( 1) "No part of the Bracken Ridge district will be serviced by the Redcliffe Brisbane Motor Service Pty. Ltd. The Bracken Ridge area was and still is being serviced by Mr. R. G. J. Mitchell.

The Commissioner for Transport has granted Mr. Mitchell approval to provide services between Bald Hills and Sandgate via Bracken Ridge which will result in improved services to the Bracken Ridge area."

(2) "(a) Bald Hills to Chermside Drive-in Shopping area-15 cents single.  (b) Bald Hills to the City-25 cents single."
(3) "There has been no increase in fares from Bald Hills to the Chermside Shopping Centre since Mr. Mitchell discontinued his Aspley-Bald Hills service on November 3 last."

( 4) "I have asked the Commissioner for Transport to have enquiries made in connection with this matter.

Willmore and Randell Estate in Bracken Ridge

The land which became part of the Willmore and Randell development seems to  be the two parcels owned by J Ferguson and J. McPherson. 

Had these blocks been subdivided as to their use in the 1952 Zoning Map, indicating schools and residential housing?     From previous information, there were many farmers living on the land

An old Ascot State School friend was one of the salespersons at the Bracken ridge estate, and while he probably have sold ice to the Eskimos, with charm and personality, from memory, sales in the estate were rather slow.

Back in the late 1960's I was one of those annoying Tupperware ladies.  Demonstrating the lovely ladies, the benefits of using plastic containers as the "perfect" storage solution.  The parties were fun, and enjoyable, and many of my customers were English ladies all living in the streets around the Bracken Ridge State School.

It was probably the first time that I enjoyed the company of "the English immigrants".  I did wonder at why so many lived there, but it never entered my head that perhaps that bit of usual trivia could be used 50 years later.

Stage 1 incorporated all the streets with "B" located around the Bracken Ridge State School.  Sometimes there were just two houses in a street, and then a fence, with broad acres behind. 

As more land was sold and developed Stage 2 began in Tallara Street.  Ron and Joan's first home looks rather stark against the landscape.  This was 1968.

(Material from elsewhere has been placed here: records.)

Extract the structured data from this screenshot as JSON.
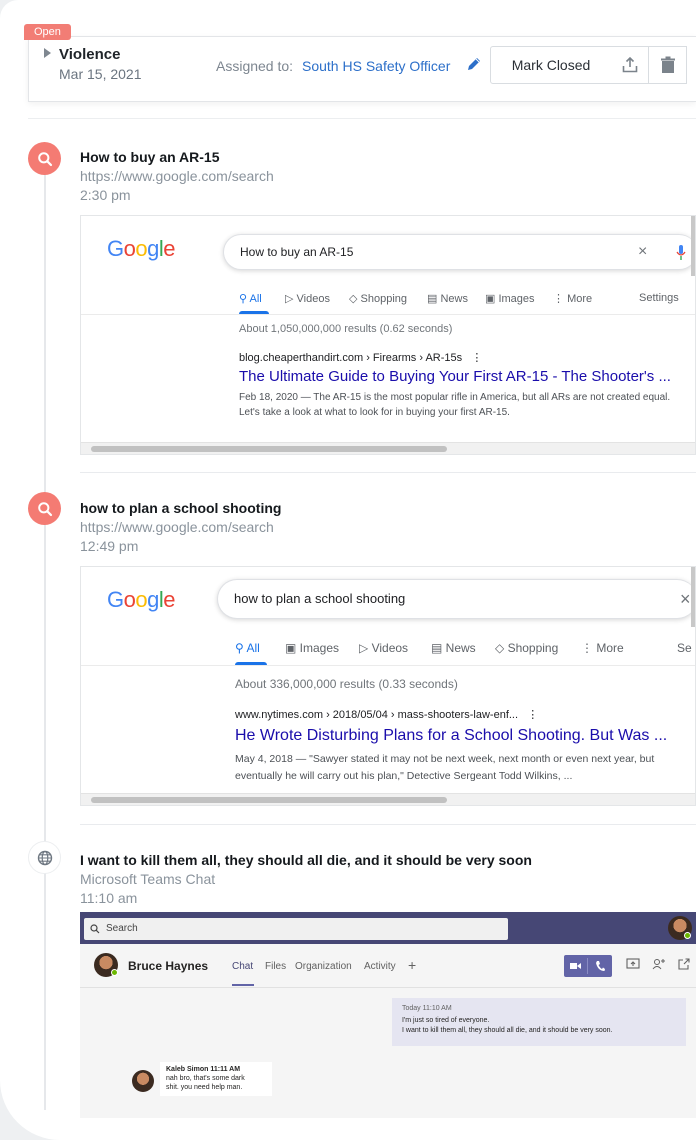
{
  "header": {
    "status_badge": "Open",
    "case_title": "Violence",
    "case_date": "Mar 15, 2021",
    "assigned_label": "Assigned to:",
    "assigned_name": "South HS Safety Officer",
    "mark_closed_label": "Mark Closed",
    "accent_color": "#2c6fc9",
    "badge_color": "#f27d75"
  },
  "events": [
    {
      "title": "How to buy an AR-15",
      "url": "https://www.google.com/search",
      "time": "2:30 pm",
      "icon": "search-icon",
      "screenshot": {
        "logo": "Google",
        "query": "How to buy an AR-15",
        "tabs": [
          "All",
          "Videos",
          "Shopping",
          "News",
          "Images",
          "More",
          "Settings"
        ],
        "result_count": "About 1,050,000,000 results (0.62 seconds)",
        "cite": "blog.cheaperthandirt.com › Firearms › AR-15s",
        "result_title": "The Ultimate Guide to Buying Your First AR-15 - The Shooter's ...",
        "snippet_line1": "Feb 18, 2020 — The AR-15 is the most popular rifle in America, but all ARs are not created equal.",
        "snippet_line2": "Let's take a look at what to look for in buying your first AR-15."
      }
    },
    {
      "title": "how to plan a school shooting",
      "url": "https://www.google.com/search",
      "time": "12:49 pm",
      "icon": "search-icon",
      "screenshot": {
        "logo": "Google",
        "query": "how to plan a school shooting",
        "tabs": [
          "All",
          "Images",
          "Videos",
          "News",
          "Shopping",
          "More",
          "Se"
        ],
        "result_count": "About 336,000,000 results (0.33 seconds)",
        "cite": "www.nytimes.com › 2018/05/04 › mass-shooters-law-enf...",
        "result_title": "He Wrote Disturbing Plans for a School Shooting. But Was ...",
        "snippet_line1": "May 4, 2018 — \"Sawyer stated it may not be next week, next month or even next year, but",
        "snippet_line2": "eventually he will carry out his plan,\" Detective Sergeant Todd Wilkins, ..."
      }
    },
    {
      "title": "I want to kill them all, they should all die, and it should be very soon",
      "source": "Microsoft Teams Chat",
      "time": "11:10 am",
      "icon": "globe-icon",
      "teams": {
        "search_placeholder": "Search",
        "contact_name": "Bruce Haynes",
        "tabs": [
          "Chat",
          "Files",
          "Organization",
          "Activity",
          "+"
        ],
        "out_header": "Today 11:10 AM",
        "out_line1": "I'm just so tired of everyone.",
        "out_line2": "I want to kill them all, they should all die, and it should be very soon.",
        "in_header": "Kaleb Simon   11:11 AM",
        "in_line1": "nah bro, that's some dark",
        "in_line2": "shit. you need help man."
      }
    }
  ]
}
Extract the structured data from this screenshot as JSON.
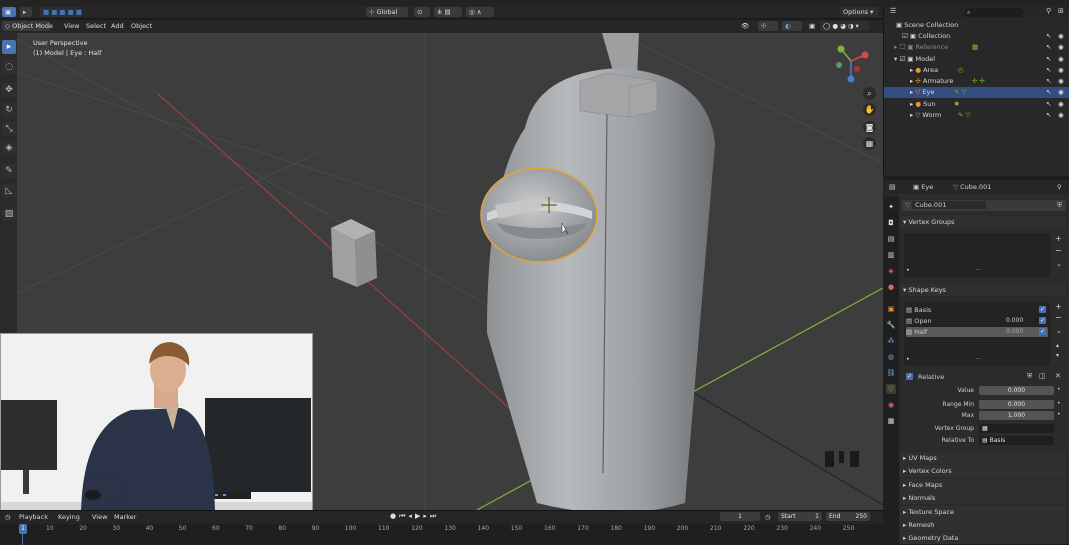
{
  "header": {
    "mode": "Object Mode",
    "menus": [
      "View",
      "Select",
      "Add",
      "Object"
    ],
    "orientation": "Global",
    "options": "Options"
  },
  "viewport": {
    "view_name": "User Perspective",
    "selection_info": "(1) Model | Eye : Half"
  },
  "outliner": {
    "search_placeholder": "",
    "rows": [
      {
        "label": "Scene Collection",
        "selected": false
      },
      {
        "label": "Collection",
        "selected": false
      },
      {
        "label": "Reference",
        "selected": false
      },
      {
        "label": "Model",
        "selected": false
      },
      {
        "label": "Area",
        "selected": false
      },
      {
        "label": "Armature",
        "selected": false
      },
      {
        "label": "Eye",
        "selected": true
      },
      {
        "label": "Sun",
        "selected": false
      },
      {
        "label": "Worm",
        "selected": false
      }
    ]
  },
  "properties": {
    "object_name": "Eye",
    "mesh_name": "Cube.001",
    "data_block": "Cube.001",
    "sections": {
      "vertex_groups": "Vertex Groups",
      "shape_keys": "Shape Keys"
    },
    "shape_keys": [
      {
        "name": "Basis",
        "value": "",
        "checked": true,
        "active": false
      },
      {
        "name": "Open",
        "value": "0.000",
        "checked": true,
        "active": false
      },
      {
        "name": "Half",
        "value": "0.000",
        "checked": true,
        "active": true
      }
    ],
    "relative_label": "Relative",
    "value": {
      "label": "Value",
      "value": "0.000"
    },
    "range_min": {
      "label": "Range Min",
      "value": "0.000"
    },
    "max": {
      "label": "Max",
      "value": "1.000"
    },
    "vertex_group": {
      "label": "Vertex Group",
      "value": ""
    },
    "relative_to": {
      "label": "Relative To",
      "value": "Basis"
    },
    "collapsed_sections": [
      "UV Maps",
      "Vertex Colors",
      "Face Maps",
      "Normals",
      "Texture Space",
      "Remesh",
      "Geometry Data"
    ]
  },
  "timeline": {
    "menus": [
      "Playback",
      "Keying",
      "View",
      "Marker"
    ],
    "current_frame": "1",
    "start_label": "Start",
    "start": "1",
    "end_label": "End",
    "end": "250",
    "ruler": [
      "1",
      "10",
      "20",
      "30",
      "40",
      "50",
      "60",
      "70",
      "80",
      "90",
      "100",
      "110",
      "120",
      "130",
      "140",
      "150",
      "160",
      "170",
      "180",
      "190",
      "200",
      "210",
      "220",
      "230",
      "240",
      "250"
    ]
  },
  "colors": {
    "accent": "#4772b3",
    "selection_outline": "#e5a43a",
    "viewport_bg": "#3d3d3d",
    "x_axis": "#b04040",
    "y_axis": "#7fb53b"
  }
}
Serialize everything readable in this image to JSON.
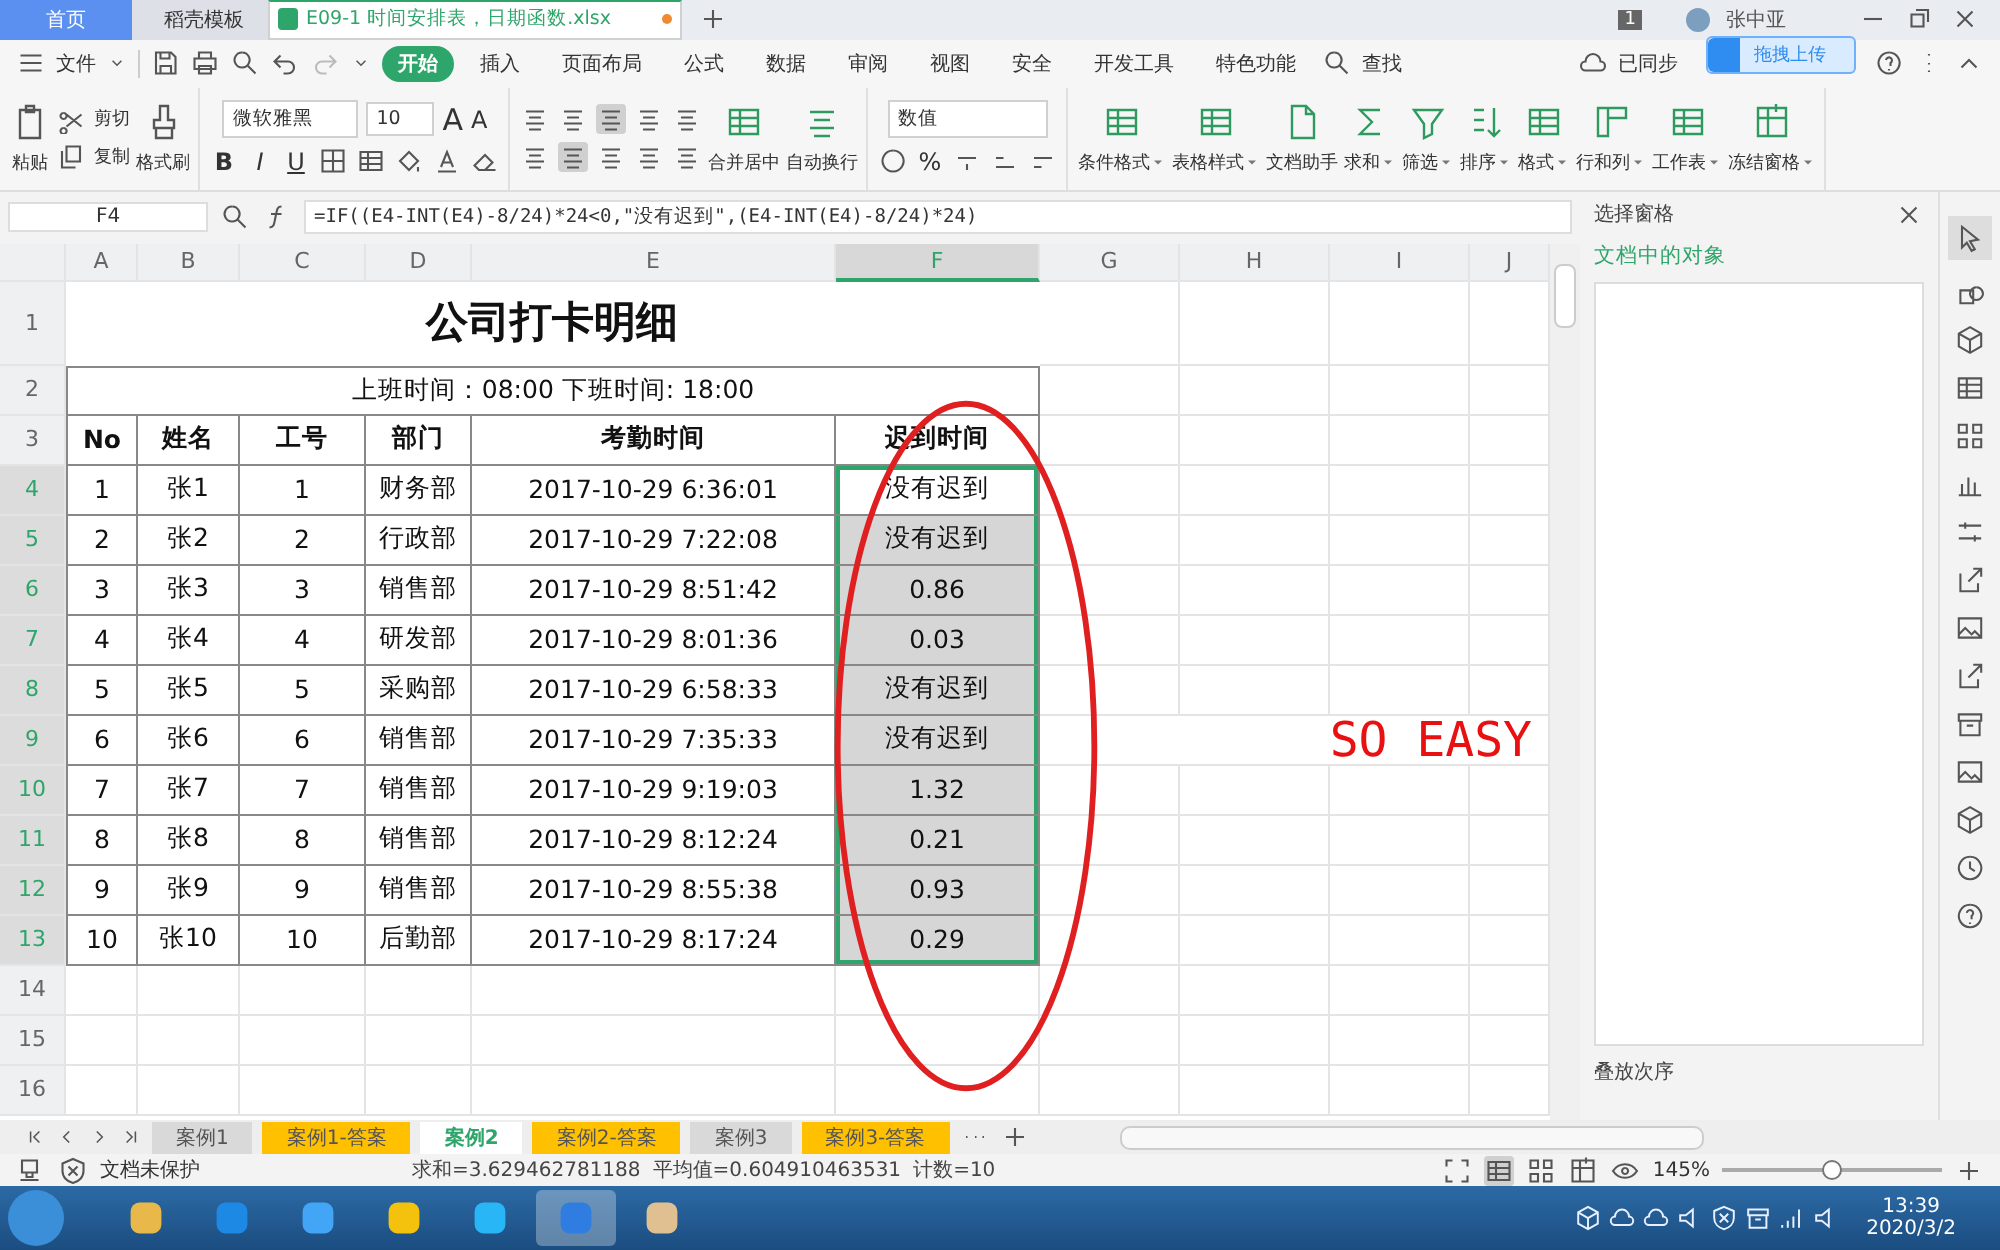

Mr Harold Dean was the State Member, and Ron recalls meeting with  him trying to get something done about the roads.  

Eventually roads and services were installed, possibly as part of the responsibility of the developer, which was generally the case.

 At this point, finding the name of the owner of the lands prior to Council releasing the land, is not possible.  Somewhere in the bound minutes of the Council meetings this information is certain to be found.  In all probability it may have been stored in the depths of City Council. 

"The Cave" we called it way back then or lost in the floods in 1974.

As residents. we had no grocery chain, nor did we have access to Chermside Shopping Centre that had opened in 1957.  There was a limited bus service to Sandgate, but most of us became "two car owners".

Shopping and banking were done at Sandgate or Aspley.

By 1970, the Willmore and Randall sales office had moved up the hill a bit further, into Tarwarri Street.

Doug and Jan Evans recall purchasing their first block of land in Tulee Street, off Tallara Street, for $2850.

Around the same time, the area of Cramb and Harleigh Streets was sub-divided and the blocks sold.  

It had been a potato farm.  On the corner of Pellinore Road and Bracken Street, was a lovely old farm house. 

Little did I realise that it held quite significant historical value, or I would have kept all the photos that had been taken over my time in selling property.

Note: Any reference to Politicians in this material, is not in any way connected to my personal political persuasions, rather, it is to recognise and respect  their contribution to the benefits they have made for the residents of Bracken Ridge. 

Throughout my career, my involvement with so many on all levels, Federal, State and Council was done with mutual respect from each of us. Without their contributions, the suburb may not have become the vibrant place it is today.

Their willingness to listen to ideas and suggestions, and their friendship was greatly appreciated.

1 comment: